- [To do]
Leaving out every picture, quote the data below exactly as it appears.
──────
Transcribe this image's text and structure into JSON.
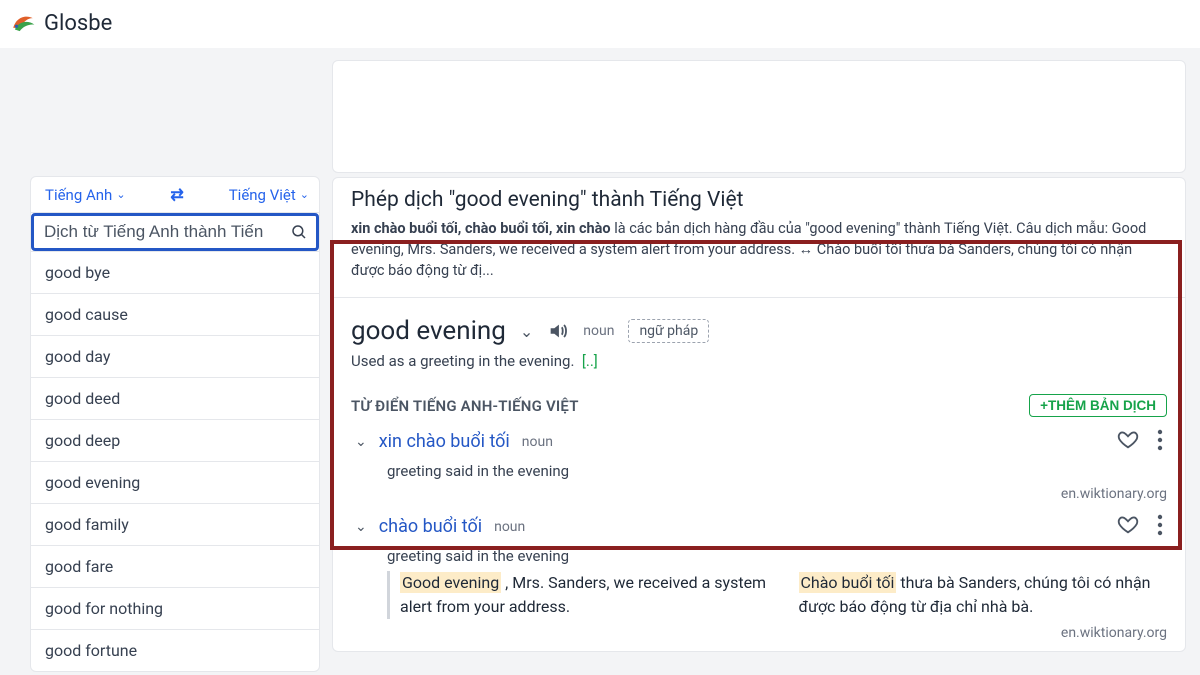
{
  "brand": "Glosbe",
  "sidebar": {
    "lang_from": "Tiếng Anh",
    "lang_to": "Tiếng Việt",
    "search_placeholder": "Dịch từ Tiếng Anh thành Tiến",
    "suggestions": [
      "good bye",
      "good cause",
      "good day",
      "good deed",
      "good deep",
      "good evening",
      "good family",
      "good fare",
      "good for nothing",
      "good fortune"
    ]
  },
  "content": {
    "title": "Phép dịch \"good evening\" thành Tiếng Việt",
    "summary_bold": "xin chào buổi tối, chào buổi tối, xin chào",
    "summary_rest": " là các bản dịch hàng đầu của \"good evening\" thành Tiếng Việt. Câu dịch mẫu: Good evening, Mrs. Sanders, we received a system alert from your address. ↔ Chào buổi tối thưa bà Sanders, chúng tôi có nhận được báo động từ đị...",
    "entry_word": "good evening",
    "pos": "noun",
    "grammar_pill": "ngữ pháp",
    "definition": "Used as a greeting in the evening.",
    "ellipsis": "[..]",
    "dict_header": "TỪ ĐIỂN TIẾNG ANH-TIẾNG VIỆT",
    "add_button": "+THÊM BẢN DỊCH",
    "translations": [
      {
        "word": "xin chào buổi tối",
        "pos": "noun",
        "gloss": "greeting said in the evening",
        "source": "en.wiktionary.org"
      },
      {
        "word": "chào buổi tối",
        "pos": "noun",
        "gloss": "greeting said in the evening",
        "source": "en.wiktionary.org"
      }
    ],
    "example": {
      "en_pre": "Good",
      "en_hl": "evening",
      "en_post": " , Mrs. Sanders, we received a system alert from your address.",
      "vi_hl": "Chào buổi tối",
      "vi_post": " thưa bà Sanders, chúng tôi có nhận được báo động từ địa chỉ nhà bà."
    }
  }
}
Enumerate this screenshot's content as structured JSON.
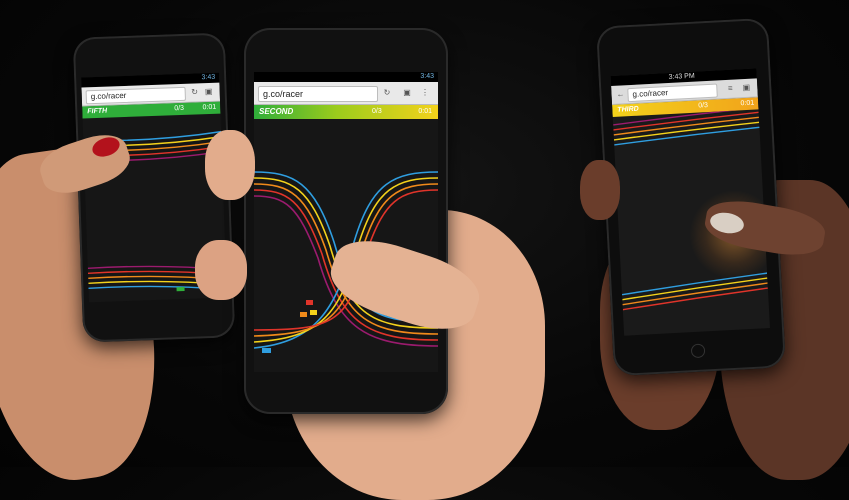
{
  "phones": {
    "left": {
      "status_time": "3:43",
      "url": "g.co/racer",
      "place": "FIFTH",
      "laps": "0/3",
      "time": "0:01",
      "place_color": "#2fae3a"
    },
    "center": {
      "status_time": "3:43",
      "url": "g.co/racer",
      "place": "SECOND",
      "laps": "0/3",
      "time": "0:01",
      "place_color": "#9ccc1c"
    },
    "right": {
      "status_time": "3:43 PM",
      "url": "g.co/racer",
      "place": "THIRD",
      "laps": "0/3",
      "time": "0:01",
      "place_color": "#f2a31b"
    }
  },
  "track_colors": [
    "#2f9ee0",
    "#f3d21b",
    "#f08a1a",
    "#e0342a",
    "#9b1b6e"
  ],
  "icons": {
    "reload": "reload-icon",
    "tabs": "tabs-icon",
    "menu": "menu-icon",
    "back": "back-arrow-icon"
  }
}
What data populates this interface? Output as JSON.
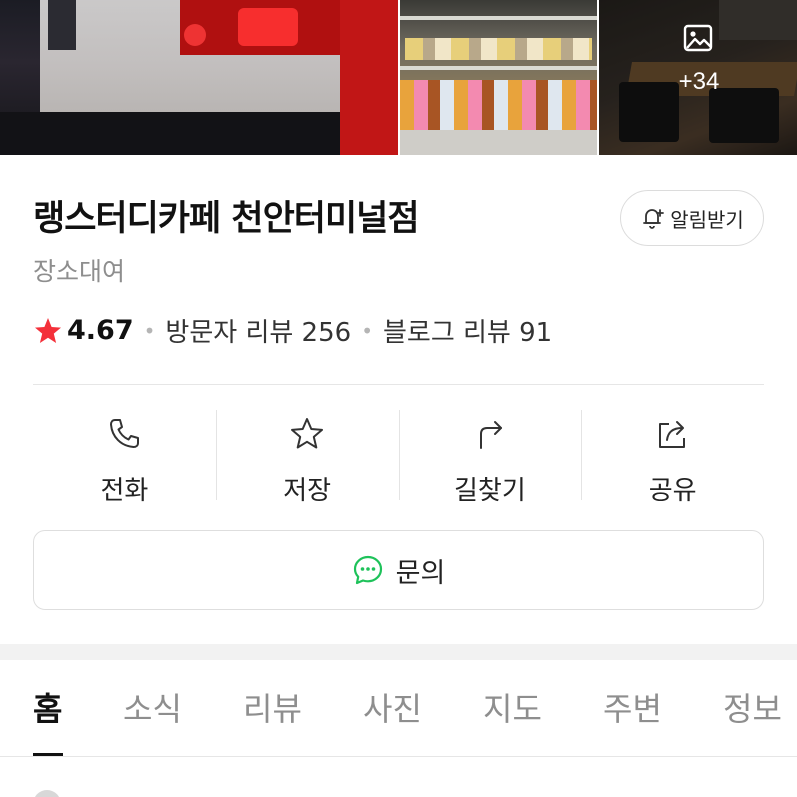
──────
- [Output for this exercise]
Transcribe this image's text and structure into JSON.
{
  "brand": "Glosbe",
  "sidebar": {
    "lang_from": "Tiếng Anh",
    "lang_to": "Tiếng Việt",
    "search_placeholder": "Dịch từ Tiếng Anh thành Tiến",
    "suggestions": [
      "good bye",
      "good cause",
      "good day",
      "good deed",
      "good deep",
      "good evening",
      "good family",
      "good fare",
      "good for nothing",
      "good fortune"
    ]
  },
  "content": {
    "title": "Phép dịch \"good evening\" thành Tiếng Việt",
    "summary_bold": "xin chào buổi tối, chào buổi tối, xin chào",
    "summary_rest": " là các bản dịch hàng đầu của \"good evening\" thành Tiếng Việt. Câu dịch mẫu: Good evening, Mrs. Sanders, we received a system alert from your address. ↔ Chào buổi tối thưa bà Sanders, chúng tôi có nhận được báo động từ đị...",
    "entry_word": "good evening",
    "pos": "noun",
    "grammar_pill": "ngữ pháp",
    "definition": "Used as a greeting in the evening.",
    "ellipsis": "[..]",
    "dict_header": "TỪ ĐIỂN TIẾNG ANH-TIẾNG VIỆT",
    "add_button": "+THÊM BẢN DỊCH",
    "translations": [
      {
        "word": "xin chào buổi tối",
        "pos": "noun",
        "gloss": "greeting said in the evening",
        "source": "en.wiktionary.org"
      },
      {
        "word": "chào buổi tối",
        "pos": "noun",
        "gloss": "greeting said in the evening",
        "source": "en.wiktionary.org"
      }
    ],
    "example": {
      "en_pre": "Good",
      "en_hl": "evening",
      "en_post": " , Mrs. Sanders, we received a system alert from your address.",
      "vi_hl": "Chào buổi tối",
      "vi_post": " thưa bà Sanders, chúng tôi có nhận được báo động từ địa chỉ nhà bà."
    }
  }
}
Enumerate this screenshot's content as structured JSON.
{
  "phones": {
    "left": {
      "status_time": "3:43",
      "url": "g.co/racer",
      "place": "FIFTH",
      "laps": "0/3",
      "time": "0:01",
      "place_color": "#2fae3a"
    },
    "center": {
      "status_time": "3:43",
      "url": "g.co/racer",
      "place": "SECOND",
      "laps": "0/3",
      "time": "0:01",
      "place_color": "#9ccc1c"
    },
    "right": {
      "status_time": "3:43 PM",
      "url": "g.co/racer",
      "place": "THIRD",
      "laps": "0/3",
      "time": "0:01",
      "place_color": "#f2a31b"
    }
  },
  "track_colors": [
    "#2f9ee0",
    "#f3d21b",
    "#f08a1a",
    "#e0342a",
    "#9b1b6e"
  ],
  "icons": {
    "reload": "reload-icon",
    "tabs": "tabs-icon",
    "menu": "menu-icon",
    "back": "back-arrow-icon"
  }
}
What data populates this interface? Output as JSON.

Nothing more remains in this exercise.